Four candidates for governor of California were asked by the San Diego Union-Tribune what one thing they’d most like to change about the state’s marijuana legalization. Democrat Delaine Eastin, former State Superintendent of Public Instruction: [EASTIN CLIP: “I think we need to create a public bank in California that will allow for the deposit of money so that is safely kept.”] Democrat Antonio Villaraigosa, former Mayor of Los Angeles: [VILLARAIGOSA CLIP: “I also think we need a standard to determine if someone is driving under the influence.”] Republican Assemblyman Travis Allen said he would get rid of recreational marijuana if he could. [ALLEN CLIP: “Where it was tried in Colorado, they now have the second-highest teen usage rate of marijuana in the nation.”] Republican Businessman John Cox would like to see mandatory rehab for adult pot smokers. [COX CLIP: “I’d like to go to the Portugal system, where they actually put people who use marijuana in hospitals and cure them of their substance abuse.”] Current Democratic Lt. Gov. Gavin Newsom, who is leading in the polls, did not attend the event.
A former Clinton Administration prohibitionist running for Senate as a Democrat in Florida has suddenly seen the light on medical marijuana. Donna Shalala, who served President Clinton as Secretary of Health and Human Services during both his terms, tweeted on 4/20 that “Decriminalizing marijuana shouldn’t just be a policy priority — but a moral imperative.” But during her time in the federal government, Shalala fought to quash the nascent medical marijuana movement. In 1995, Shalala said, “Marijuana use is illegal, dangerous, unhealthy, and wrong.” In 1997, Secretary Shalala, along with then-Drug Czar Barry McCaffrey and Attorney General Janet Reno, were successfully sued for violating doctor’s free speech rights to recommend medical marijuana under California’s new Compassionate Use Act. Even in 2013, Shalala was dubious of Florida Democrats’ support for the medical marijuana amendment that failed in 2014 but passed in 2016 with 71 percent support.

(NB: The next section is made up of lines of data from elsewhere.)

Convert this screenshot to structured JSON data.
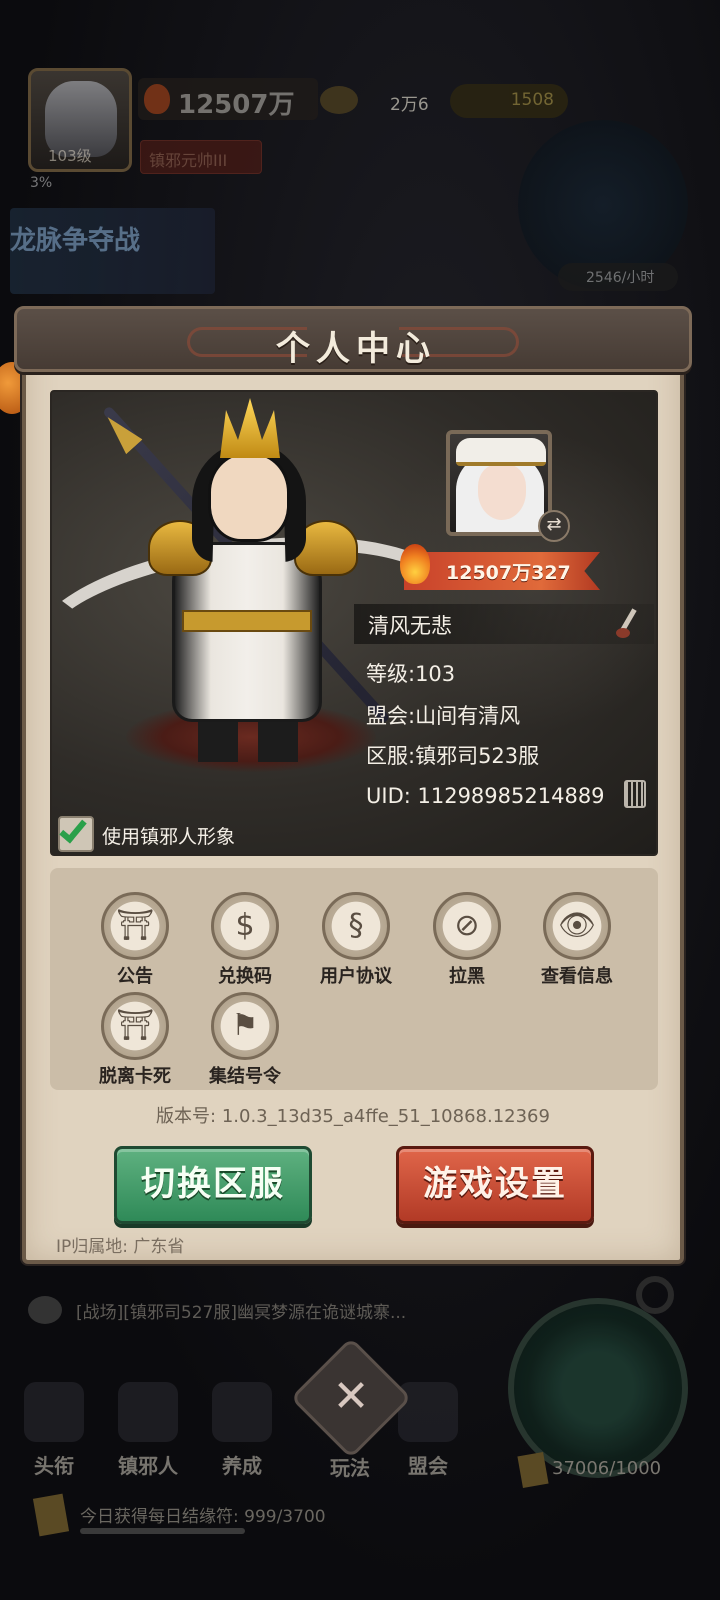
{
  "hud": {
    "level": "103级",
    "exp_percent": "3%",
    "power": "12507万",
    "gold": "2万6",
    "gems": "1508",
    "title_badge": "镇邪元帅III",
    "event_banner": "龙脉争夺战",
    "income_rate": "2546/小时",
    "chat_message": "[战场][镇邪司527服]幽冥梦源在诡谜城寨...",
    "resource_count": "37006/1000",
    "daily_quest": "今日获得每日结缘符: 999/3700"
  },
  "bottom_nav": {
    "items": [
      {
        "label": "头衔"
      },
      {
        "label": "镇邪人"
      },
      {
        "label": "养成"
      },
      {
        "label": "玩法"
      },
      {
        "label": "盟会"
      }
    ]
  },
  "dialog": {
    "title": "个人中心",
    "profile": {
      "power": "12507万327",
      "name": "清风无悲",
      "level": "等级:103",
      "guild": "盟会:山间有清风",
      "server": "区服:镇邪司523服",
      "uid": "UID: 11298985214889",
      "use_hero_skin_label": "使用镇邪人形象",
      "use_hero_skin_checked": true
    },
    "functions": [
      {
        "label": "公告",
        "icon": "gate-icon"
      },
      {
        "label": "兑换码",
        "icon": "money-bag-icon"
      },
      {
        "label": "用户协议",
        "icon": "scroll-icon"
      },
      {
        "label": "拉黑",
        "icon": "block-chat-icon"
      },
      {
        "label": "查看信息",
        "icon": "view-document-icon"
      },
      {
        "label": "脱离卡死",
        "icon": "gate-icon"
      },
      {
        "label": "集结号令",
        "icon": "flag-icon"
      }
    ],
    "version": "版本号: 1.0.3_13d35_a4ffe_51_10868.12369",
    "switch_server_label": "切换区服",
    "game_settings_label": "游戏设置",
    "ip_location": "IP归属地: 广东省"
  },
  "colors": {
    "switch_button": "#3a9a66",
    "settings_button": "#c84a32",
    "panel_bg": "#e0d3bf",
    "power_banner": "#d65a36"
  }
}
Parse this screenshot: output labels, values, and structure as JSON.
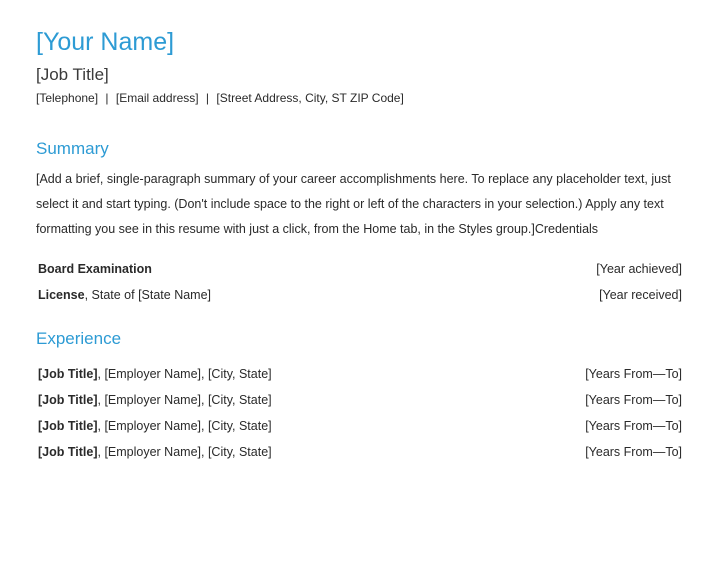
{
  "header": {
    "name": "[Your Name]",
    "job_title": "[Job Title]",
    "telephone": "[Telephone]",
    "email": "[Email address]",
    "address": "[Street Address, City, ST ZIP Code]",
    "sep": "|"
  },
  "summary": {
    "heading": "Summary",
    "body": "[Add a brief, single-paragraph summary of your career accomplishments here. To replace any placeholder text, just select it and start typing. (Don't include space to the right or left of the characters in your selection.) Apply any text formatting you see in this resume with just a click, from the Home tab, in the Styles group.]Credentials"
  },
  "credentials": [
    {
      "label_bold": "Board Examination",
      "label_rest": "",
      "right": "[Year achieved]"
    },
    {
      "label_bold": "License",
      "label_rest": ", State of [State Name]",
      "right": "[Year received]"
    }
  ],
  "experience": {
    "heading": "Experience",
    "items": [
      {
        "title": "[Job Title]",
        "rest": ", [Employer Name], [City, State]",
        "years": "[Years From—To]"
      },
      {
        "title": "[Job Title]",
        "rest": ", [Employer Name], [City, State]",
        "years": "[Years From—To]"
      },
      {
        "title": "[Job Title]",
        "rest": ", [Employer Name], [City, State]",
        "years": "[Years From—To]"
      },
      {
        "title": "[Job Title]",
        "rest": ", [Employer Name], [City, State]",
        "years": "[Years From—To]"
      }
    ]
  }
}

Oklahoma Gov. Mary Fallin signed a bill today legalizing industrial hemp. In a press release, the governor said, “Industrial hemp has the potential to become a source of steady, recurring revenue for our state.” With the addition of Oklahoma, three dozen US states now recognize non-psychoactive cannabis as a legal crop for farming. The pilot program will be overseen by state agriculture officials and Oklahoma’s higher education institutions.
USA Today’s coverage of marijuana’s unofficial 4/20 holiday signifies just how mainstream the herb has become. Staying with tradition, a pot-pun in the URL of one story notes that “4/20 marijuana sales [were] highest ever,” continuing in the lead paragraph that notes how “marijuana retailers raked in the green.” This 4/20 was predicted to bring in $1.17 billion in sales, 51 percent higher than a regular Friday and 30 percent higher than last 4/20. Another USA Today story describes the rise in cannabis tourism and features a section on cannabis- friendly room rentals that mentions Delta-9 House and Studios, home to this Cannabis Headline News podcast and The Marijuana Agenda